Employers need to ensure they can substantiate their reasons for their
treatment of their staff, or they could find themselves liable for large
damages awards in a tribunal
Claims of victimisation or dismissal
because of ‘protected disclosures’ or ‘whistleblowing’ pose particular
difficulties for employers as they are based on legislation that is still
relatively untested. Also, a dismissal on the grounds of a protected disclosure
is automatically unfair; there is no continuous service requirement, and no cap
To make a claim, an employee must show that one of a list of types of
protected disclosure has been made, and that the disclosure was the main reason
for the victimisation or dismissal.
Protected disclosures include those relating to criminal offences,
miscarriages of justice, dangers to health and safety, damage to the
environment and the concealment of such matters. Although the onus is on an
applicant to satisfy a tribunal that a protected disclosure was made in good
faith, most claims rely on one broadly drawn category of disclosure – that the
employer has "failed, is failing or is likely to fail to comply with any
legal obligation to which he is subject".
In Parkins v Sodexho Limited, the EAT said that any breach of contract –
such as a breach of health and safety obligations, manifested in that case by
alleged lack of adequate supervision – could be categorised as a failure to
comply with a legal obligation. This may seem far removed from the original
idea behind the whistleblowing legislation – to encourage openness and protect
workers who expose serious malpractice in their organisation. But it appears
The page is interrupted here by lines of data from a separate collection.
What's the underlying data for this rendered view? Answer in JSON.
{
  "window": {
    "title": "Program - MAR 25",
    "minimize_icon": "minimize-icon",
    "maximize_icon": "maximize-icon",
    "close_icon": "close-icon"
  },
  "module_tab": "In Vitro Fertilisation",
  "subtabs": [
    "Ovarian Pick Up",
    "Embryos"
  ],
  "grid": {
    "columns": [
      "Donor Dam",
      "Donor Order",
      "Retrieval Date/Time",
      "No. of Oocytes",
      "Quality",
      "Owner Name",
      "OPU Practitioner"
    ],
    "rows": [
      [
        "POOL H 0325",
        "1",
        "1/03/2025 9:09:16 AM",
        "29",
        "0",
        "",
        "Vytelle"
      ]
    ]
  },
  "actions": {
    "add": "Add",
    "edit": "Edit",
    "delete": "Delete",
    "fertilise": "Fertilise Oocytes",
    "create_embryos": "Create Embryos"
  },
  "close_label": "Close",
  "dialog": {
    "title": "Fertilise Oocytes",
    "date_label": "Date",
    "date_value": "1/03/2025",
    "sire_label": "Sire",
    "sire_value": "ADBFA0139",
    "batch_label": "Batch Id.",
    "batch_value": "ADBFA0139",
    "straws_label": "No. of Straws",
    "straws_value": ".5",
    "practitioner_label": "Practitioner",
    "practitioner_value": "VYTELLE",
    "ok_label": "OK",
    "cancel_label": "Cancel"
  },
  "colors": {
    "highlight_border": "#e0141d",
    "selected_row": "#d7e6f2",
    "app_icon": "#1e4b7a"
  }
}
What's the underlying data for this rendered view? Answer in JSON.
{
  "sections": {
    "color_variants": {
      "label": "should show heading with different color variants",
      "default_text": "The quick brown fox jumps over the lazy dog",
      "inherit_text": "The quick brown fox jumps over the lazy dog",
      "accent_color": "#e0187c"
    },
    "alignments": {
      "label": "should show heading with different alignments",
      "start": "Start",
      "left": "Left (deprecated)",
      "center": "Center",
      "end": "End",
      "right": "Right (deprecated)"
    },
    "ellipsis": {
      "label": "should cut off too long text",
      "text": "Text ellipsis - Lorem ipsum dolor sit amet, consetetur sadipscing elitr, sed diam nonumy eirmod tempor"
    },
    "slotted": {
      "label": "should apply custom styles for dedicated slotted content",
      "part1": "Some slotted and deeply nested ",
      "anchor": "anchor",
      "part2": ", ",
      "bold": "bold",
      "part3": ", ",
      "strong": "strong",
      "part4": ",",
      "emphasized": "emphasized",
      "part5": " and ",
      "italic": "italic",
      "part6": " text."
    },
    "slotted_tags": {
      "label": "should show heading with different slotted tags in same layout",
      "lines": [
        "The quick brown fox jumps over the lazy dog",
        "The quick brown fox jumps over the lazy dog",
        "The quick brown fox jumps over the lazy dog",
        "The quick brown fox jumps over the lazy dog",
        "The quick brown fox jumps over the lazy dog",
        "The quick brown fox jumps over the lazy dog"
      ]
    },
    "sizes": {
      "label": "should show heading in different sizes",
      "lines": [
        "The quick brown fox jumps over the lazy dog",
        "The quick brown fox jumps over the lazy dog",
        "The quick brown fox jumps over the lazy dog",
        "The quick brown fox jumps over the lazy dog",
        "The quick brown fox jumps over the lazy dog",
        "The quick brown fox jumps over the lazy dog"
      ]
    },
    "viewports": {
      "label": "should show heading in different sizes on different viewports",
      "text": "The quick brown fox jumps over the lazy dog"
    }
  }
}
that the policy is long since forgotten, and it is now seen merely as
legislation that further limits the circumstances in which an employer can
dismiss an employee fairly.
Douglas v Birmingham City Council and Others arose out of a number of claims
made by a teacher and governor, who had complained to a fellow school governor
about the apparent lack of equal opportunities in the school.
The fellow governor reported the discussion to the headmistress. The
teacher, unhappy about her fellow governor’s failure to respect what she
believed to be a confidential conversation, complained in a letter expressed as
an ‘official complaint’ to the chairman of the governors.
She went on to resign and complained that her right not to suffer detriment
as a result of making protected disclosures had been violated. The EAT said
that a private conversation with a fellow governor who was not her employer
could not be a protected disclosure, but the complaint to the chairman could
The essence of the teacher’s allegation was that the head teacher (and the
school) was engaged in a practice that conflicted with its duty as an employer
to comply with its equal opportunities policy and with anti-discrimination
legislation. She had alleged a failure to comply with legal obligations and,
therefore, the disclosure of this allegation to the chairman of the governors
was within the definition of a protected disclosure.
It appears that as long as the employee’s disclosure identifies a specific
breach of obligation by their employer, and the alleged breach does not merely concern
the particular employee involved but has implications for the rest of the
workforce, it can be within the protection of the legislation.
Employees are increasingly using the protected disclosure provisions to
bring claims outside the standard unfair dismissal framework, often to raise
the stakes in settlement discussions, as there is no upper limit on
compensation. In this circumstance, the onus is on the employer to prove a
To avoid liability for uncapped compensation, employers are advised to
ensure they have clear paper trails so they can substantiate the reasons for
their treatment of employees, and prove it was unrelated to any alleged
By Naomi Feinstein, Partner, Lovells